───── Records for the task

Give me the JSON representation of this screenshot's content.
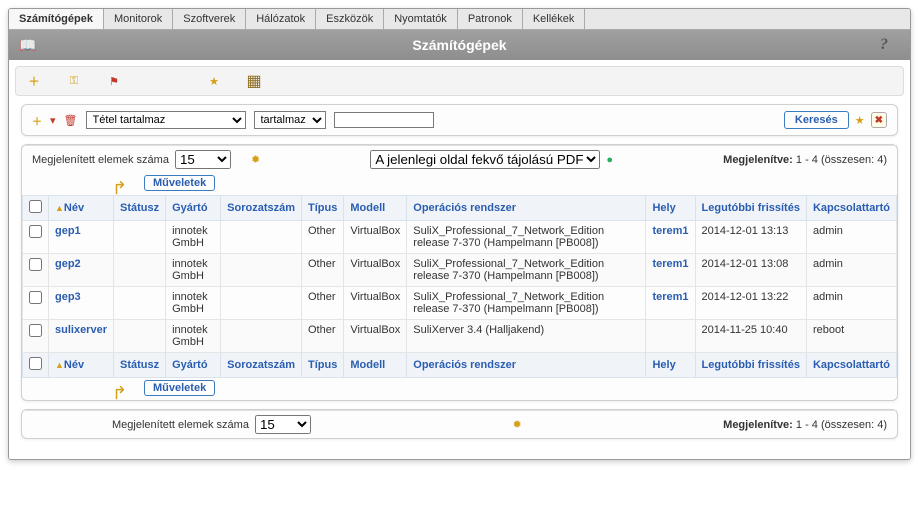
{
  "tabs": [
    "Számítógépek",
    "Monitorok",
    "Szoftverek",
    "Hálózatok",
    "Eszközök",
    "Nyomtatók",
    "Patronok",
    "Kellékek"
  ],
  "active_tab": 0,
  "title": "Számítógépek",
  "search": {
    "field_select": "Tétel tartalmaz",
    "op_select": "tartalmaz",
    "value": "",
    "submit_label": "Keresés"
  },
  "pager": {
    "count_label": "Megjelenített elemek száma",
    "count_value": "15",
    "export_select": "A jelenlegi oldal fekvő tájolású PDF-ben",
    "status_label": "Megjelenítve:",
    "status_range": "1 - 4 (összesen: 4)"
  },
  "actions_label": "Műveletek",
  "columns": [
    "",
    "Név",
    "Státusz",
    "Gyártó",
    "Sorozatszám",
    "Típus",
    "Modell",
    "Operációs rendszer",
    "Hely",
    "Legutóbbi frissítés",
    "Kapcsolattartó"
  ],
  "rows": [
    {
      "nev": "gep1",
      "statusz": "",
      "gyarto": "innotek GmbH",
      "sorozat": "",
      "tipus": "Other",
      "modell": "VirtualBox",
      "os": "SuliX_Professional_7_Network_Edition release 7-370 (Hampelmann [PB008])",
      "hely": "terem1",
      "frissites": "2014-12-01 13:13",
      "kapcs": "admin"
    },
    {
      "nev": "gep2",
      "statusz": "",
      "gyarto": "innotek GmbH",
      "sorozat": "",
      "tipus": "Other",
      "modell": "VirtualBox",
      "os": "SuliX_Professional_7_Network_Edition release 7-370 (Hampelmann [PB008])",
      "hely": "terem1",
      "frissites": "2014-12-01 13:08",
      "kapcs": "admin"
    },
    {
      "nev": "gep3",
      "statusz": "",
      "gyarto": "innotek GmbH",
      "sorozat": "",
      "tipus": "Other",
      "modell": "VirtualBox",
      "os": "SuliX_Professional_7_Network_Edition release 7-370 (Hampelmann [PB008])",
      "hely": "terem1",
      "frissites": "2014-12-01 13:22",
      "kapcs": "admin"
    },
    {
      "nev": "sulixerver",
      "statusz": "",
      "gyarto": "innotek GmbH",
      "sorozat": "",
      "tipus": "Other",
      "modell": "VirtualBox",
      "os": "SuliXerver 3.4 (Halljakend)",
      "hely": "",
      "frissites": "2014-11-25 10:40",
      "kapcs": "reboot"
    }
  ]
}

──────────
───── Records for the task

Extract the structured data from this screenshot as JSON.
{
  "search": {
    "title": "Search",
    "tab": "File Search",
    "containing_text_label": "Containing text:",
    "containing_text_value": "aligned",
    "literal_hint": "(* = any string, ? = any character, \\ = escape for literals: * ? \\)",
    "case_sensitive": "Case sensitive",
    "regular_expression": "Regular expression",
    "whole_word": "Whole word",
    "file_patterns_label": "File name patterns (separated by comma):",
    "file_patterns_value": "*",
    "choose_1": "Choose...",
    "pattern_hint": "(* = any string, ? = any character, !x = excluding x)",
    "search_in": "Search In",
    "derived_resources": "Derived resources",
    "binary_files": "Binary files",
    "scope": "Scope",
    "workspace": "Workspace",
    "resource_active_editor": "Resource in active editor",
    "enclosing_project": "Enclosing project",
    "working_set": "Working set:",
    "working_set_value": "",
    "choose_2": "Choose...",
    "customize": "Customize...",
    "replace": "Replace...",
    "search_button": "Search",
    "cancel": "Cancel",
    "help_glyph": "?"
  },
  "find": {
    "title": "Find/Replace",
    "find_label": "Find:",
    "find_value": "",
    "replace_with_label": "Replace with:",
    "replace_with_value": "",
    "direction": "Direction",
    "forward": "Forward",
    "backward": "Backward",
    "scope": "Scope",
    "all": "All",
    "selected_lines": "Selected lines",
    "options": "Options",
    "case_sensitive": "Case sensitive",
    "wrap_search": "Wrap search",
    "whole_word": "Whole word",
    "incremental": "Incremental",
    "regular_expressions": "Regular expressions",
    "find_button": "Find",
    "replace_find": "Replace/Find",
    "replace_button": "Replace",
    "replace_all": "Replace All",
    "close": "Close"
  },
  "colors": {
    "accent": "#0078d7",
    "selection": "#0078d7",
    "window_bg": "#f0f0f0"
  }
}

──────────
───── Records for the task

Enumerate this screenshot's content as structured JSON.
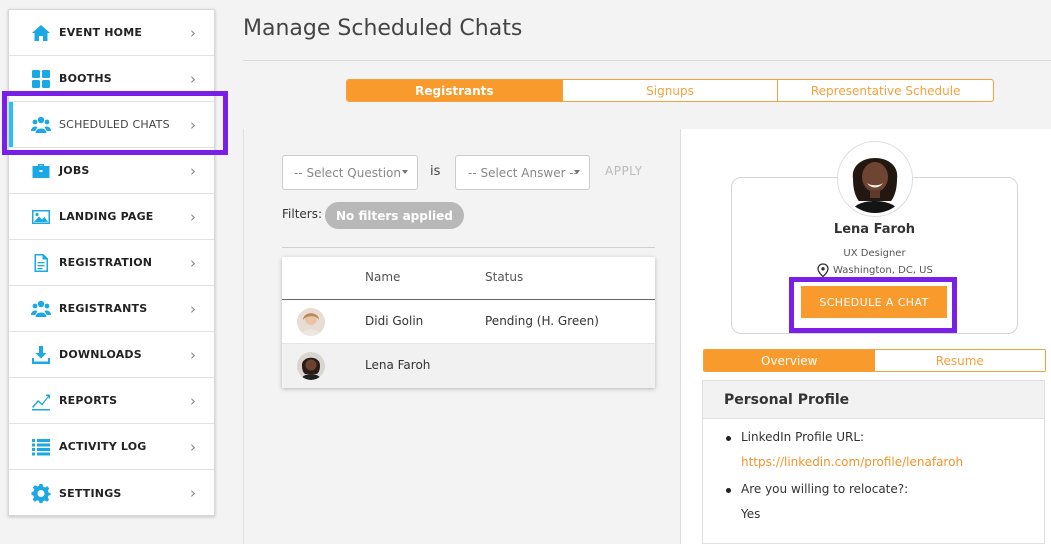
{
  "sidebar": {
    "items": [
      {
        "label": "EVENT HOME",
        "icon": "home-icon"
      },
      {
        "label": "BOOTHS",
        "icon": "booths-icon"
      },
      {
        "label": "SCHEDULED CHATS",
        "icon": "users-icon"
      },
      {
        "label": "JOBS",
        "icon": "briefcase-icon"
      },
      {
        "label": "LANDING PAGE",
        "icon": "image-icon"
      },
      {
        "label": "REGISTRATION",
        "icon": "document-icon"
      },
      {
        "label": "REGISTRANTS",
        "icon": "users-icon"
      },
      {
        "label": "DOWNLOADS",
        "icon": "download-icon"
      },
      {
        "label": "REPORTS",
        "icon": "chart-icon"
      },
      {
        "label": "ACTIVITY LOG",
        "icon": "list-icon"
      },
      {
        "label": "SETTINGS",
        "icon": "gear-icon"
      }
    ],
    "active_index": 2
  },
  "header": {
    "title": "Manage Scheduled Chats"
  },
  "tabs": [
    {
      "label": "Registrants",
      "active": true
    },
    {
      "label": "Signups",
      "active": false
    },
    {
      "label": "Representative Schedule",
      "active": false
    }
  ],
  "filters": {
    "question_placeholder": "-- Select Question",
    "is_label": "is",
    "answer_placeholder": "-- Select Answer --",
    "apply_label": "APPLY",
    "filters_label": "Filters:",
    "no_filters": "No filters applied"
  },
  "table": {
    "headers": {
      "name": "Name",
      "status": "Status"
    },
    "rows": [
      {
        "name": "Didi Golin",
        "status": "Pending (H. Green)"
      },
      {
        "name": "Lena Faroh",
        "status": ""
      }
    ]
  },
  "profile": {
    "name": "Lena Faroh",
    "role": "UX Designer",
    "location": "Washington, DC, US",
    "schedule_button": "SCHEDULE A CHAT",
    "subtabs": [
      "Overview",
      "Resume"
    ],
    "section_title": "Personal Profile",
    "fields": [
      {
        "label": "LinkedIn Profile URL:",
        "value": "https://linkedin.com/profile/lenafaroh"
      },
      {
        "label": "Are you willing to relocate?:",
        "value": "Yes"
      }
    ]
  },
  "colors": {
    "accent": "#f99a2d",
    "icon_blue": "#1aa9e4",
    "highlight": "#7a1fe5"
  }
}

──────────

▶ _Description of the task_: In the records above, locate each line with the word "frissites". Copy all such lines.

▶ _Your response_:
      "frissites": "2014-12-01 13:13",
      "frissites": "2014-12-01 13:08",
      "frissites": "2014-12-01 13:22",
      "frissites": "2014-11-25 10:40",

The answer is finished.